Thursday, November 24, 2011

True Democracy (in ancient Athens)

WARNING! This post contains some speculations on matters of history and etymology. I find that sort of stuff very interesting, but it’s not for the squeamish.

We don’t always know what we mean when we say “democracy”. It signifies different things in different contexts. There is “representative” democracy, in which voters elect a limited number of oligarchs to pass laws and hire bureaucrats to interpret those laws and security personnel to enforce them. And there is “pure” or “direct” democracy, in which all licensed electors vote for or against specific propositions.

It was the city-state of Athens in Greece 2500 years ago that gave us the concept of democracy. In their usage it was a liberal kind of representative democracy - a reform imposed by a popular dictator who set out to break the power of the City’s hereditary rulers - property-rich native families whose clannishness had long inhibited the development of the City’s full economic potential.

Hitherto, all eligible citizens could vote for members of the governing Assembly: no problem there. But each family always voted together as a bloc, for its own relatives. The liberal dictator’s new constitution created artificial groups with the authority to elect representatives to the Assembly. Think of school “houses” with elected leaders to represent the members in matters involving the governance of the school.

Each “house” had its own meeting-place called a deme, where the voting took place. Hence deme-ocracy, -cracy being the standard English transliteration of the Greek word meaning “rule”. The members of each deme were a carefully chosen cross-section of the citizenry; social classes and families were so mixed that none of the traditional factions could gain dominance. That was the innovation.

There were occasions in ancient Athens when the entire electorate voted as a bloc, but only ever on issues, not on candidates for the Assembly. Athens’s democracy never meant “rule by the people”, especially in the sense of the direct voting we associate with Switzerland.

By 500 B.C. the franchise was the monopoly of male hereditary (bloodline) citizens. The rest of the population- women, slaves and long-term residents, could not vote. This situation particularly irked the immigrants, who at that time dominated commercial life, and were nearly as numerous as the citizens. Giving them the vote was deemed necessary to prevent an exodus of foreign investors and their skilled foreign workers, which might have seriously damaged the local economy.

Sound familiar? Immigrants in Cayman who benefitted from the mass Status grants of 2003 may well owe their good fortune to FCO clerks who remembered their school history lessons. What a thought! In Athens, mass grants of citizenship happened more than just the once. The occasional merging of immigrants and bloodline natives is what set Athens above and apart from its more village-oriented neighbours. Will bloodline Caymanians have the gumption to do the same? Doubtful, I’m afraid.

Incidentally, the demes would not have been specially created for the purpose, merely adapted for it. Brand-new places would never have been able to override family loyalties. It’s far more likely that they had existed in some form or other for some respectable traditional purpose. For me, the most likely original purpose would be religious shrines to a highly respected god. My candidate for that honour is Themis, one of the earliest recorded Greek gods, who was associated with the divine law and custom-law, which in England is called common law.

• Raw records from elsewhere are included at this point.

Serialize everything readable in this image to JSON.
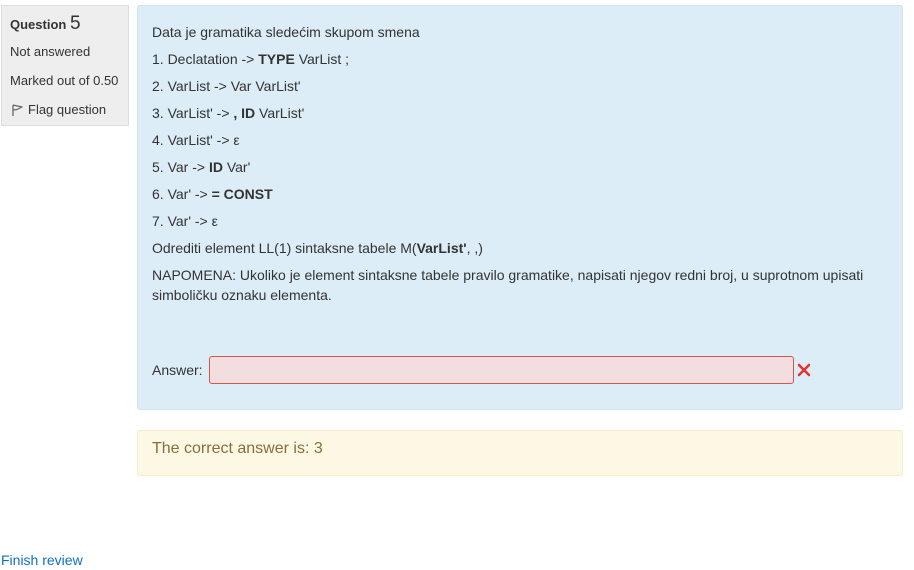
{
  "question_info": {
    "label": "Question",
    "number": "5",
    "state": "Not answered",
    "grade": "Marked out of 0.50",
    "flag_label": "Flag question"
  },
  "question": {
    "intro": "Data je gramatika sledećim skupom smena",
    "rules": [
      {
        "prefix": "1. Declatation -> ",
        "bold": "TYPE",
        "suffix": " VarList ;"
      },
      {
        "prefix": "2. VarList -> Var VarList'",
        "bold": "",
        "suffix": ""
      },
      {
        "prefix": "3.  VarList' -> ",
        "bold": ", ID",
        "suffix": " VarList'"
      },
      {
        "prefix": "4. VarList' -> ε",
        "bold": "",
        "suffix": ""
      },
      {
        "prefix": "5. Var -> ",
        "bold": "ID",
        "suffix": " Var'"
      },
      {
        "prefix": "6. Var' -> ",
        "bold": "= CONST",
        "suffix": ""
      },
      {
        "prefix": "7.  Var' -> ε",
        "bold": "",
        "suffix": ""
      }
    ],
    "task_prefix": "Odrediti element LL(1) sintaksne tabele M(",
    "task_bold": "VarList'",
    "task_suffix": ", ,)",
    "note": "NAPOMENA: Ukoliko je element sintaksne tabele pravilo gramatike, napisati njegov redni broj, u suprotnom upisati simboličku oznaku elementa.",
    "answer_label": "Answer:",
    "answer_value": ""
  },
  "feedback": {
    "right_answer": "The correct answer is: 3"
  },
  "nav": {
    "finish_review": "Finish review"
  },
  "colors": {
    "info_bg": "#eeeeee",
    "formulation_bg": "#dcedf7",
    "input_bg": "#f2dede",
    "input_border": "#d9534f",
    "wrong_icon": "#e3342f",
    "feedback_bg": "#fcf8e3",
    "feedback_text": "#8a6d3b",
    "link": "#0f6fc5"
  },
  "icons": {
    "flag": "flag-icon",
    "incorrect": "incorrect-cross-icon"
  }
}
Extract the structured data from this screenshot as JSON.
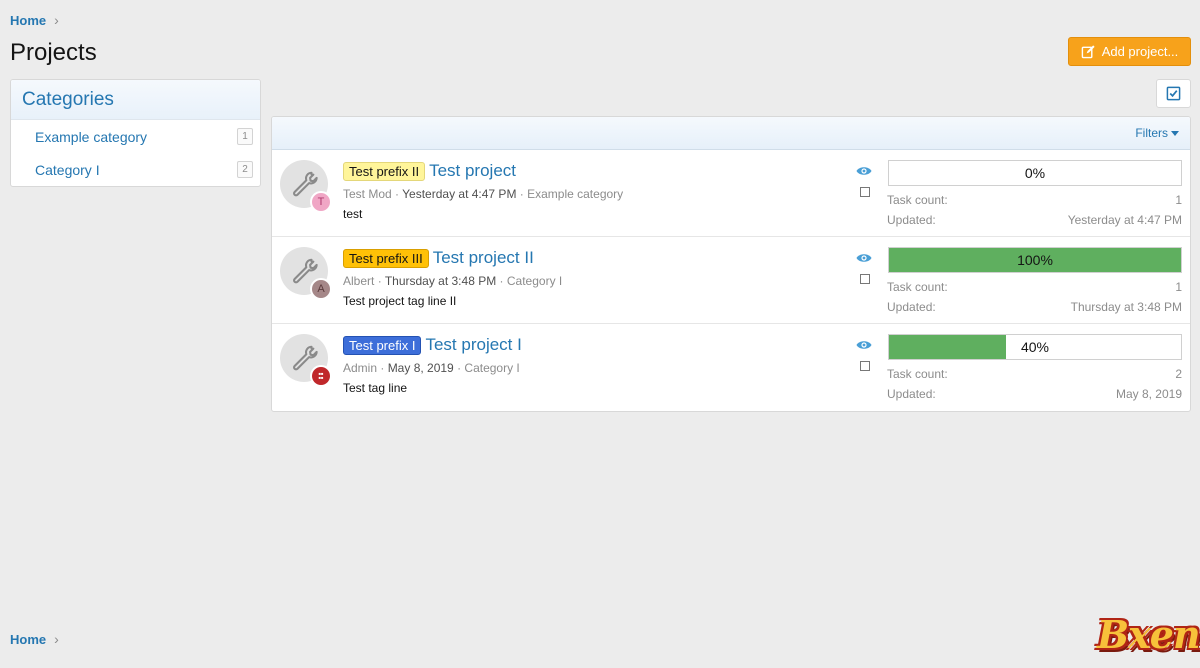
{
  "breadcrumb": {
    "home": "Home"
  },
  "page": {
    "title": "Projects"
  },
  "actions": {
    "add_project": "Add project..."
  },
  "sidebar": {
    "title": "Categories",
    "items": [
      {
        "label": "Example category",
        "count": "1"
      },
      {
        "label": "Category I",
        "count": "2"
      }
    ]
  },
  "list": {
    "filters_label": "Filters",
    "task_count_label": "Task count:",
    "updated_label": "Updated:",
    "projects": [
      {
        "prefix": "Test prefix II",
        "title": "Test project",
        "author": "Test Mod",
        "date": "Yesterday at 4:47 PM",
        "category": "Example category",
        "tagline": "test",
        "avatar_letter": "T",
        "progress": 0,
        "progress_text": "0%",
        "task_count": "1",
        "updated": "Yesterday at 4:47 PM"
      },
      {
        "prefix": "Test prefix III",
        "title": "Test project II",
        "author": "Albert",
        "date": "Thursday at 3:48 PM",
        "category": "Category I",
        "tagline": "Test project tag line II",
        "avatar_letter": "A",
        "progress": 100,
        "progress_text": "100%",
        "task_count": "1",
        "updated": "Thursday at 3:48 PM"
      },
      {
        "prefix": "Test prefix I",
        "title": "Test project I",
        "author": "Admin",
        "date": "May 8, 2019",
        "category": "Category I",
        "tagline": "Test tag line",
        "avatar_letter": "",
        "progress": 40,
        "progress_text": "40%",
        "task_count": "2",
        "updated": "May 8, 2019"
      }
    ]
  },
  "icons": {
    "add": "edit-icon",
    "toggle": "check-square-icon",
    "project": "wrench-icon",
    "watch": "eye-icon"
  },
  "colors": {
    "link": "#2577b1",
    "accent_button": "#f7a21b",
    "progress_fill": "#5faf5f",
    "prefix_yellow": "#fff59a",
    "prefix_orange": "#ffc107",
    "prefix_blue": "#3d6ed9"
  },
  "watermark": "Bxen"
}
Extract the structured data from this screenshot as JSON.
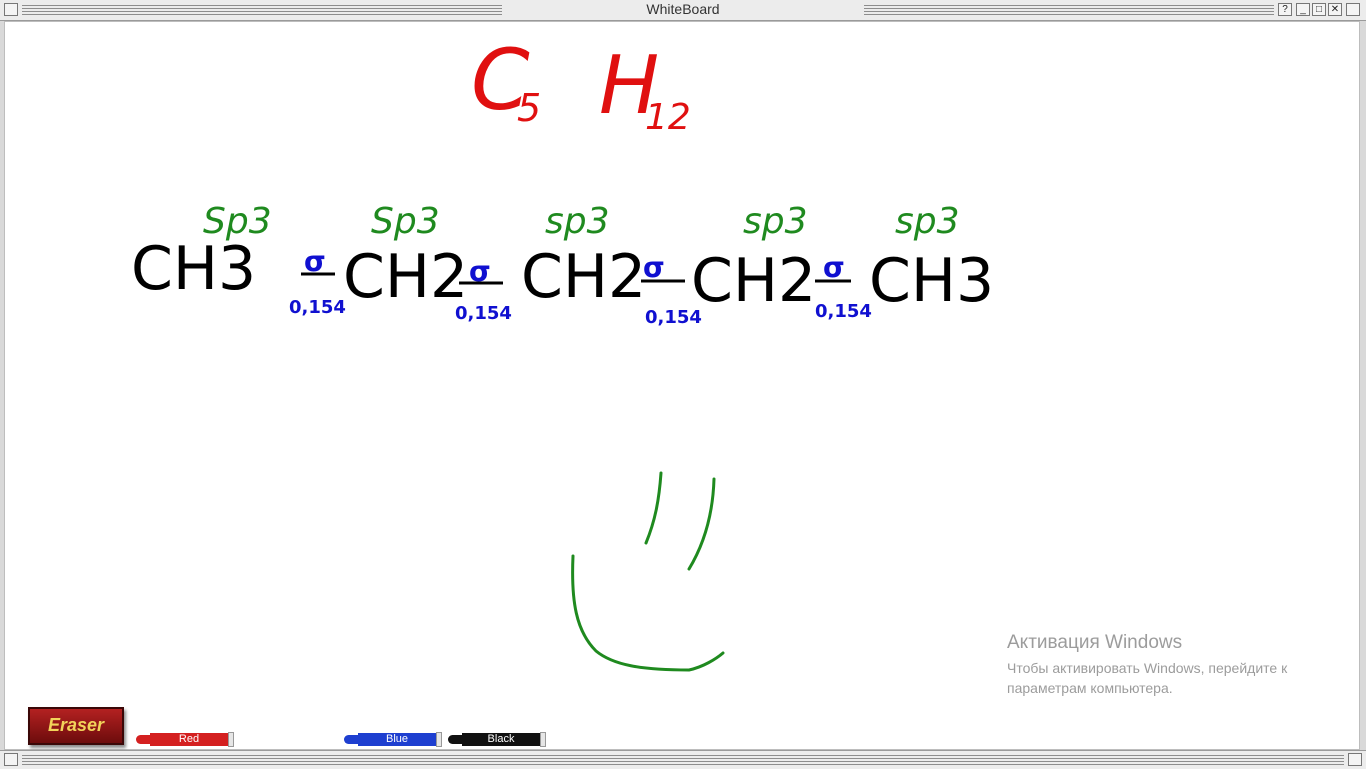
{
  "window": {
    "title": "WhiteBoard",
    "help_label": "?",
    "minimize_label": "_",
    "maximize_label": "□",
    "close_label": "✕"
  },
  "whiteboard": {
    "formula": {
      "c": "C",
      "c_sub": "5",
      "h": "H",
      "h_sub": "12",
      "color": "#e01010"
    },
    "hybridization": [
      "Sp3",
      "Sp3",
      "sp3",
      "sp3",
      "sp3"
    ],
    "hybridization_color": "#1f8a1f",
    "chain": [
      "CH3",
      "CH2",
      "CH2",
      "CH2",
      "CH3"
    ],
    "chain_color": "#000000",
    "bonds": [
      {
        "symbol": "σ",
        "length": "0,154"
      },
      {
        "symbol": "σ",
        "length": "0,154"
      },
      {
        "symbol": "σ",
        "length": "0,154"
      },
      {
        "symbol": "σ",
        "length": "0,154"
      }
    ],
    "bond_color": "#1010d0"
  },
  "watermark": {
    "title": "Активация Windows",
    "subtitle": "Чтобы активировать Windows, перейдите к параметрам компьютера."
  },
  "toolbar": {
    "eraser_label": "Eraser",
    "markers": [
      {
        "label": "Red",
        "color": "#d42020"
      },
      {
        "label": "Blue",
        "color": "#1e3fd0"
      },
      {
        "label": "Black",
        "color": "#111111"
      }
    ]
  }
}
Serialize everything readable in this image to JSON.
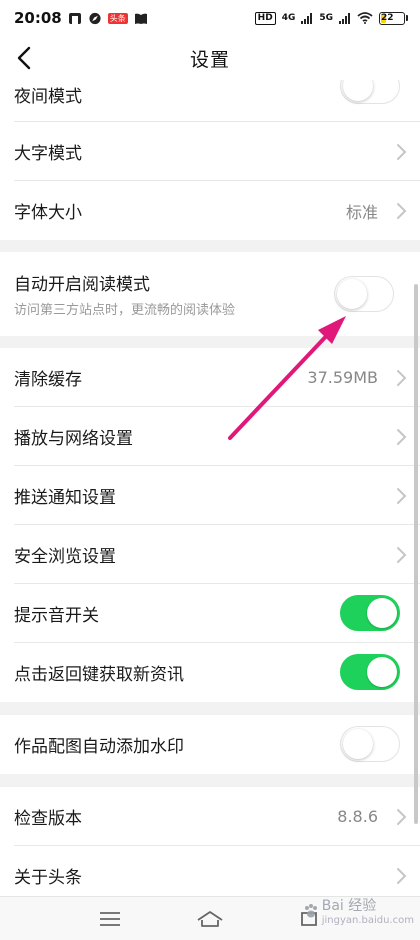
{
  "status_bar": {
    "time": "20:08",
    "badge": "头条",
    "hd": "HD",
    "net1": "4G",
    "net2": "5G",
    "battery": "22"
  },
  "header": {
    "title": "设置"
  },
  "settings": {
    "night_mode": {
      "label": "夜间模式",
      "on": false
    },
    "large_font_mode": {
      "label": "大字模式"
    },
    "font_size": {
      "label": "字体大小",
      "value": "标准"
    },
    "auto_reading_mode": {
      "label": "自动开启阅读模式",
      "description": "访问第三方站点时，更流畅的阅读体验",
      "on": false
    },
    "clear_cache": {
      "label": "清除缓存",
      "value": "37.59MB"
    },
    "playback_network": {
      "label": "播放与网络设置"
    },
    "push_notifications": {
      "label": "推送通知设置"
    },
    "safe_browsing": {
      "label": "安全浏览设置"
    },
    "sound_switch": {
      "label": "提示音开关",
      "on": true
    },
    "back_key_refresh": {
      "label": "点击返回键获取新资讯",
      "on": true
    },
    "watermark_toggle": {
      "label": "作品配图自动添加水印",
      "on": false
    },
    "check_version": {
      "label": "检查版本",
      "value": "8.8.6"
    },
    "about": {
      "label": "关于头条"
    }
  },
  "watermark": {
    "text": "Bai 经验",
    "sub": "jingyan.baidu.com"
  },
  "colors": {
    "toggle_on": "#1ed15b",
    "annotation_arrow": "#e0187a",
    "section_gap": "#f2f2f2"
  }
}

It would have been a stroke of genius to choose that god’s traditional holy places as venues for the casting of votes under the new constitution. Themocracy, democracy: potato, potahto.